However, when this was not possible, due to their limited scientific knowledge, they turned to the supernatural to satisfy their curiosity and explain their environment. They attributed to divinities or mythological beings, first, and to God, later, the cause of events that otherwise could not have been explained, and therefore could not be understood.
One example is the myths and legends surrounding the city of Messina, its sea and its land. This Italian town is the first that the traveller encounters when arriving in Sicily from the mainland. According to the ancient Messinians, the strait was populated by mythical and deadly creatures and they even believed that the city itself was founded by Poseidon, god of the sea, himself. It was logical that its inhabitants sought to establish a privileged relationship with the divinity that controlled it, and at the same time sought to ensure its protection.

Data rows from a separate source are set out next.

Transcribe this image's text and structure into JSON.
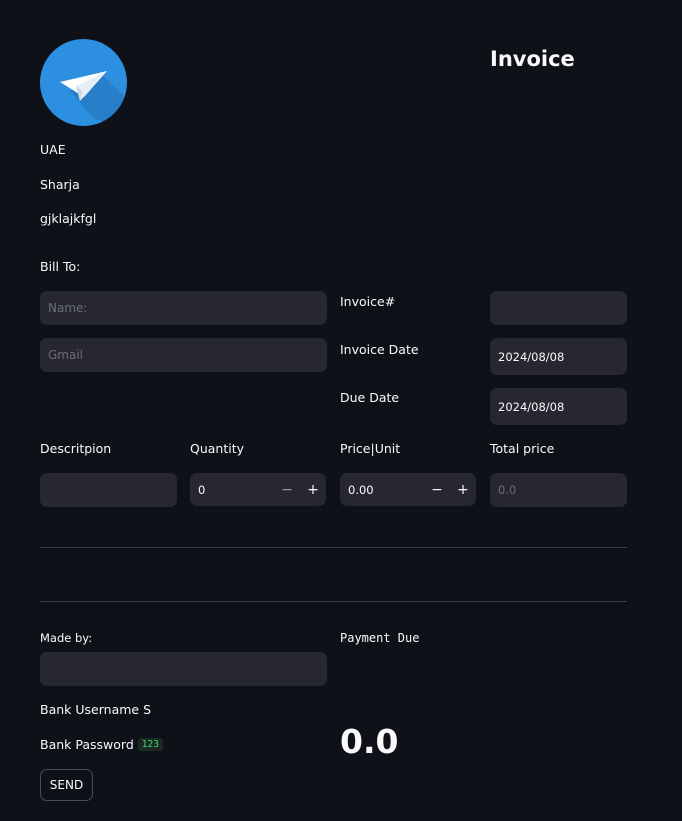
{
  "header": {
    "title": "Invoice",
    "logo_icon": "paper-plane-icon",
    "logo_color": "#2d8fe0"
  },
  "sender": {
    "country": "UAE",
    "city": "Sharja",
    "address": "gjklajkfgl"
  },
  "bill_to": {
    "label": "Bill To:",
    "name_placeholder": "Name:",
    "gmail_placeholder": "Gmail",
    "name_value": "",
    "gmail_value": ""
  },
  "invoice_meta": {
    "invoice_number_label": "Invoice#",
    "invoice_number_value": "",
    "invoice_date_label": "Invoice Date",
    "invoice_date_value": "2024/08/08",
    "due_date_label": "Due Date",
    "due_date_value": "2024/08/08"
  },
  "line_item": {
    "description_label": "Descritpion",
    "quantity_label": "Quantity",
    "price_label": "Price|Unit",
    "total_label": "Total price",
    "description_value": "",
    "quantity_value": "0",
    "price_value": "0.00",
    "total_placeholder": "0.0",
    "minus_symbol": "−",
    "plus_symbol": "+"
  },
  "footer": {
    "made_by_label": "Made by:",
    "made_by_value": "",
    "bank_username_label": "Bank Username S",
    "bank_password_label": "Bank Password",
    "bank_password_badge": "123",
    "payment_due_label": "Payment Due",
    "payment_due_value": "0.0",
    "send_label": "SEND"
  },
  "colors": {
    "background": "#0e1117",
    "field": "#262730",
    "accent_green": "#3dd56d"
  }
}
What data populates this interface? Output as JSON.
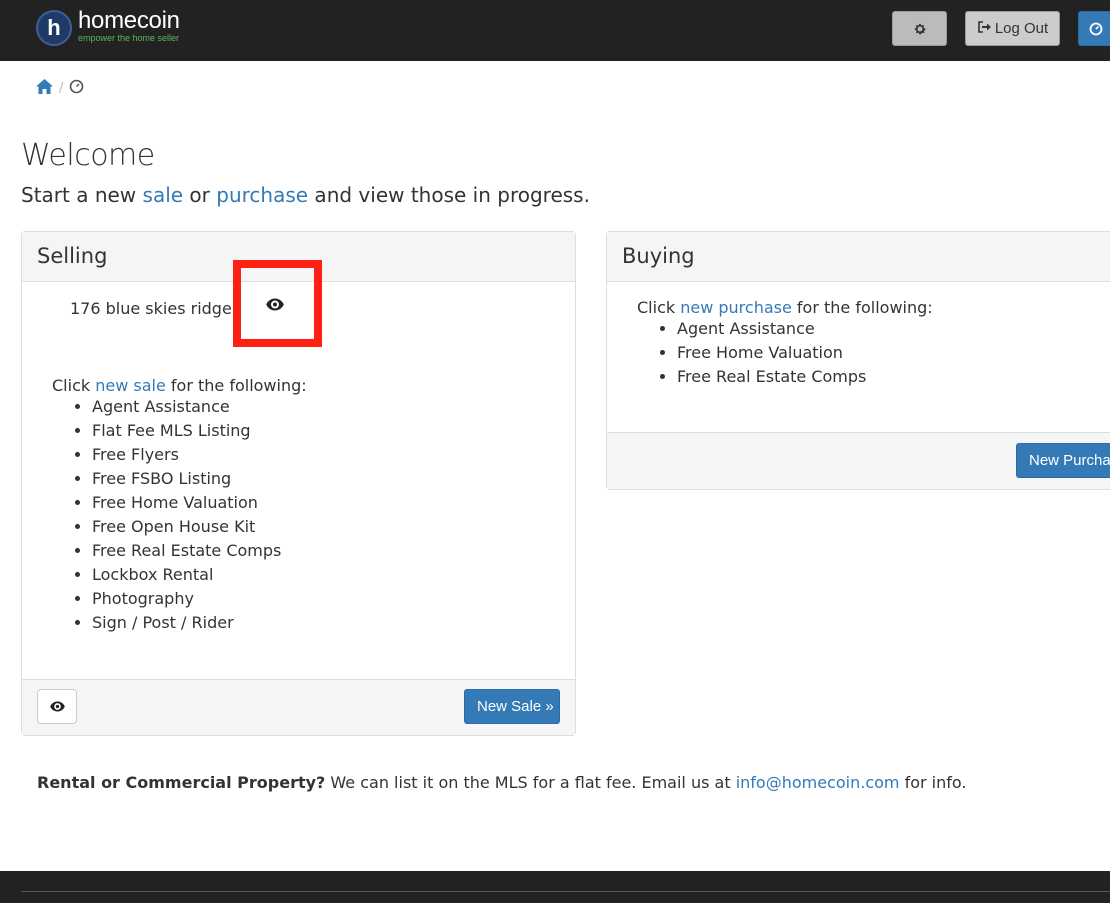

It should also be borne in mind that the Romans were convinced that the prosperity of the Republic could only be guaranteed through the preservation of the Pax Deurom: the alliance between the Roman people and the divinities, which had to be renewed periodically through the celebration of cults and ceremonies.
The relationship between the Roman people and their divinities and their perceived control over the forces of nature and the planet helps to explain the hostile treatment that the Roman people initially reserved for the followers of Christ's teachings. One of the reasons that moved the authorities to persecute them was the belief that their atheism, as well as their refusal to participate in public ceremonies dedicated to the divinities, was the main cause of a series of earthquakes, epidemics, plagues, floods and military defeats that were then plaguing the Roman Empire.
finalThe affirmation of Christianity and the conversion of the Roman population, first, and of the barbarians, later, meant that in the Western imagination disasters were interpreted as punishments sent by God, which could only be avoided, or alleviated, through the extirpation of sinful practices or behaviour or the intercession of the saints.
However, it would be a mistake to consider that pagan beliefs and the divinities that played a leading role in them were forgotten by the population with Christianity. Medieval and modern culture, which owed so much to Roman culture, never completely freed itself from these beings capable of controlling the waves of the sea or lightning. They only became smaller and persisted in Mediterranean folklore.